• Reverbnation
• OurStage
• BandCamp

… and many more.

The added advantage, is that most of these make it easy for you to build a following, fan club, and even earn some money while you're at it – which could contribute to your next recordings, in pursuit of your major singing.

An unsigned artist, with an EXISTING fan club – whatever size – is worth twice to four times as much to a record label. It means they do not always have to commit all their resources, to making you successful – which can sometimes aid their decision to swing in your favor.

4. Promotion

Before submitting your demo – do some promotion yourself to build a fan club and some statistics you could qualify in an Electronic Press Kit, eg how many “Likes” or plays you have accrued through your own efforts. Even if only a couple of hundred – any record exec would be more comfortable in seeing that you already have an audience, before seriously considering your submission.

Start with your friends on Facebook – give one or two singles away for free and ask fans to RATE them – that way you'll know which one to submit when you DO get an opportunity.

Measure what you do – create an artist page on Facebook, and unlock the metrics by getting 30 likes or more – to see which campaigns or songs get you the best response.

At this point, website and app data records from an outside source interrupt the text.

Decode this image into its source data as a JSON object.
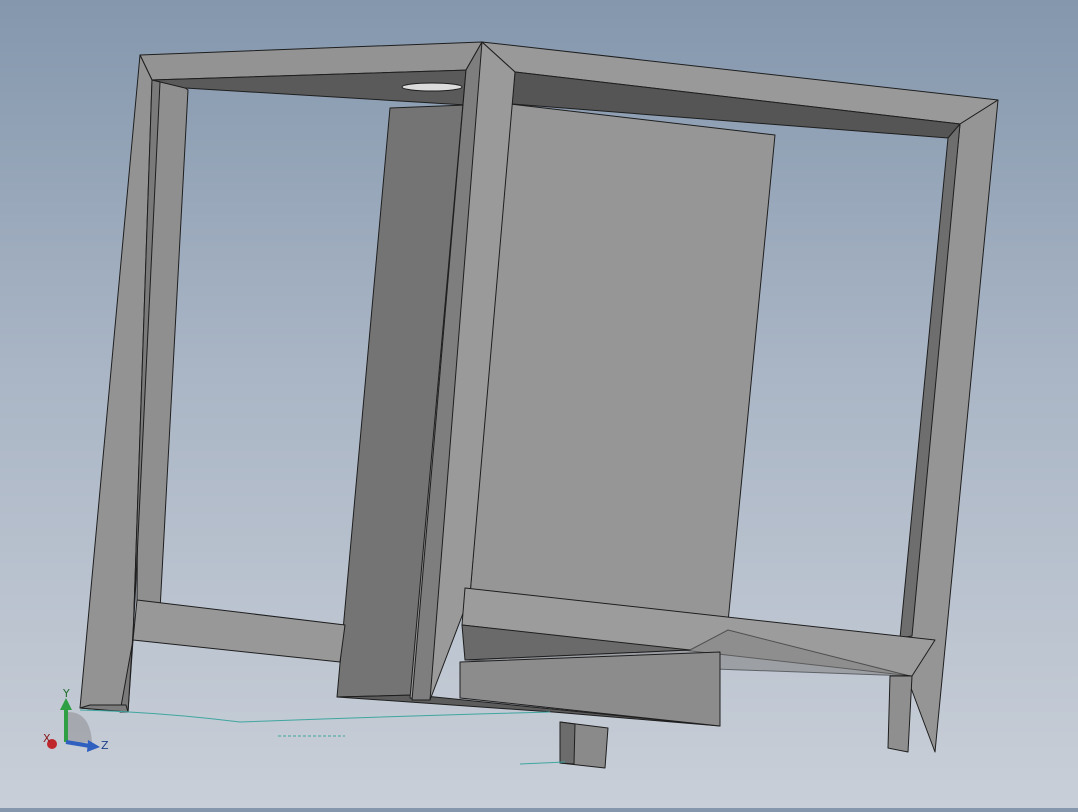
{
  "viewport": {
    "background_top": "#8497ad",
    "background_bottom": "#c9cfd8",
    "model": {
      "description_visible": false,
      "face_colors": {
        "light": "#969696",
        "mid": "#8a8a8a",
        "dark": "#747474",
        "darker": "#5a5a5a",
        "edge": "#1e1e1e"
      }
    }
  },
  "triad": {
    "x_label": "X",
    "y_label": "Y",
    "z_label": "Z",
    "x_color": "#c0272d",
    "y_color": "#2ea043",
    "z_color": "#2f5fbf"
  }
}
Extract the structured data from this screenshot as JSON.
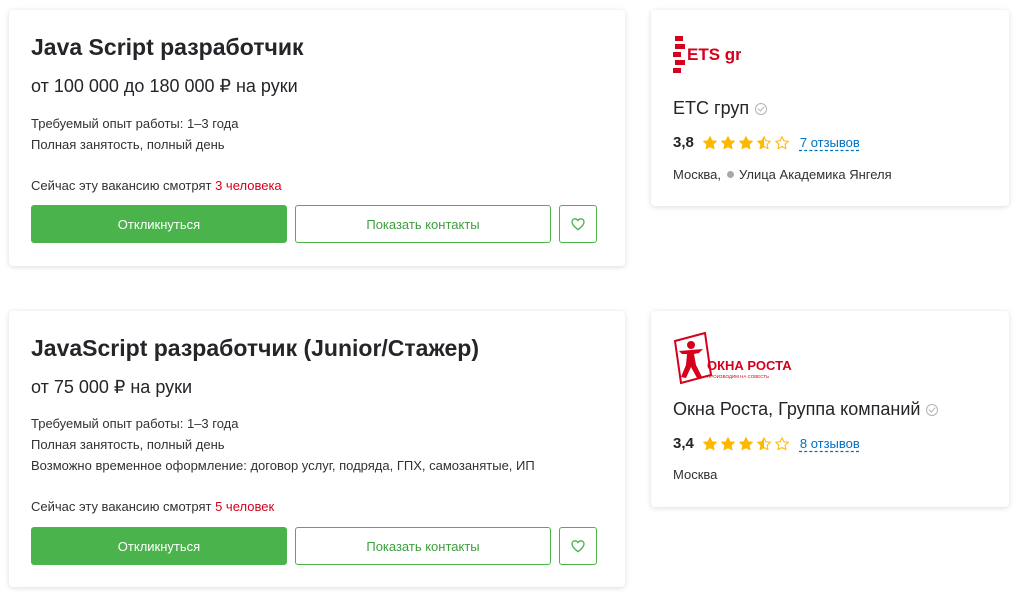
{
  "vacancies": [
    {
      "title": "Java Script разработчик",
      "salary": "от 100 000 до 180 000 ₽ на руки",
      "details": [
        "Требуемый опыт работы: 1–3 года",
        "Полная занятость, полный день"
      ],
      "watching_prefix": "Сейчас эту вакансию смотрят ",
      "watching_count": "3 человека",
      "apply_label": "Откликнуться",
      "contacts_label": "Показать контакты",
      "favorite_icon": "heart-icon",
      "employer": {
        "logo_text": "ETS group",
        "name": "ЕТС груп",
        "rating": "3,8",
        "stars": 3.5,
        "reviews": "7 отзывов",
        "city": "Москва,",
        "metro": "Улица Академика Янгеля"
      }
    },
    {
      "title": "JavaScript разработчик (Junior/Стажер)",
      "salary": "от 75 000 ₽ на руки",
      "details": [
        "Требуемый опыт работы: 1–3 года",
        "Полная занятость, полный день",
        "Возможно временное оформление: договор услуг, подряда, ГПХ, самозанятые, ИП"
      ],
      "watching_prefix": "Сейчас эту вакансию смотрят ",
      "watching_count": "5 человек",
      "apply_label": "Откликнуться",
      "contacts_label": "Показать контакты",
      "favorite_icon": "heart-icon",
      "employer": {
        "logo_text": "ОКНА РОСТА",
        "logo_subtext": "ПРОИЗВОДИМ НА СОВЕСТЬ",
        "name": "Окна Роста, Группа компаний",
        "rating": "3,4",
        "stars": 3.5,
        "reviews": "8 отзывов",
        "city": "Москва"
      }
    }
  ],
  "colors": {
    "accent": "#4bb34b",
    "star": "#ffb800",
    "link": "#0070c2",
    "highlight": "#d6001c"
  }
}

Connect with smaller, local radio stations who may consider you for roster rotation. A bit of airplay – even from local stations looking to promote local talent, can do unexpected things for your profile, and might just create enough attention to get you that one contact to move on to bigger things.

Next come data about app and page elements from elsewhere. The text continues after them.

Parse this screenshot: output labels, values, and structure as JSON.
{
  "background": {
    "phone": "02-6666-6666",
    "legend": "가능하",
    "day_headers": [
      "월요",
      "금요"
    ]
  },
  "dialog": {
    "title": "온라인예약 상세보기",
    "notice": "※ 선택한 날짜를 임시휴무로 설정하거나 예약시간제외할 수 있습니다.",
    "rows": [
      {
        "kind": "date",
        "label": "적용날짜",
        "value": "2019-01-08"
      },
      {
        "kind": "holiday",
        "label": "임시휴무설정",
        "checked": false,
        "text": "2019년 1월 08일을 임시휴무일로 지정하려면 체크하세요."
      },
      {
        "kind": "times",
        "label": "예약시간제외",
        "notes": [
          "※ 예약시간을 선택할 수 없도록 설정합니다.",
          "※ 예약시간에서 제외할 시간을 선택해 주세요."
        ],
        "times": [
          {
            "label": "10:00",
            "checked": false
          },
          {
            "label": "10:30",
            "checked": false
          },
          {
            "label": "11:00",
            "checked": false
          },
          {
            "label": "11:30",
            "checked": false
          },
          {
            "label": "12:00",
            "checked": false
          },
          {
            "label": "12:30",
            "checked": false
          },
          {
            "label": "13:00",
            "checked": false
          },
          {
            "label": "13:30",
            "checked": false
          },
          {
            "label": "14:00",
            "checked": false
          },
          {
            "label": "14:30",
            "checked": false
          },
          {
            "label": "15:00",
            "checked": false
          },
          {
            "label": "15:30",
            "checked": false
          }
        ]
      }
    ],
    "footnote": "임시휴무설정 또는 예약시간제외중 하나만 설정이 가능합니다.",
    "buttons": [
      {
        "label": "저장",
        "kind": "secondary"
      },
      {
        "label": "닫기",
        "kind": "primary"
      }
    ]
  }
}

Look out for compilation deals, instead of waiting to complete a full album, before you star submitting demos.

When submitting to major or even independent record labels – use a service like SoundCloud to upload and link your demo's – most A & R managers simply do not have the time to go through the entire stack of CD's on their desks – but all of them have to work on e-mail or social media at some stage during the day.

5. Transition

The 5th and final step is a NATURAL culination of doing the first four REALLY WELL – repeatedly, UNTIL you succeed.

When you focus on each individual step, one to four as best you can, the fifth is a full-drawn conclusion, and only a matter of time. So many artists mistakenly wait on their “big break”, imagining it as ONE major event that will turn their world upside down, when in reality, it is a series of small efforts, a progress of tiny steps, leading you to a tipping point and critical mass that APPEARS to the OUTSIDE world as one single “big break”.

The first four steps outline in DETAIL exactly what those tiny steps are, when, where and how to take them – without wasting your time, money and effort, or getting your hopes up only to be disappointed. When you do them repeatedly, on rotation, you are bound to succeed – but if you do not, you'll know you've done everything possible.

DO NOT GET IT PERFECT – Just get STARTED …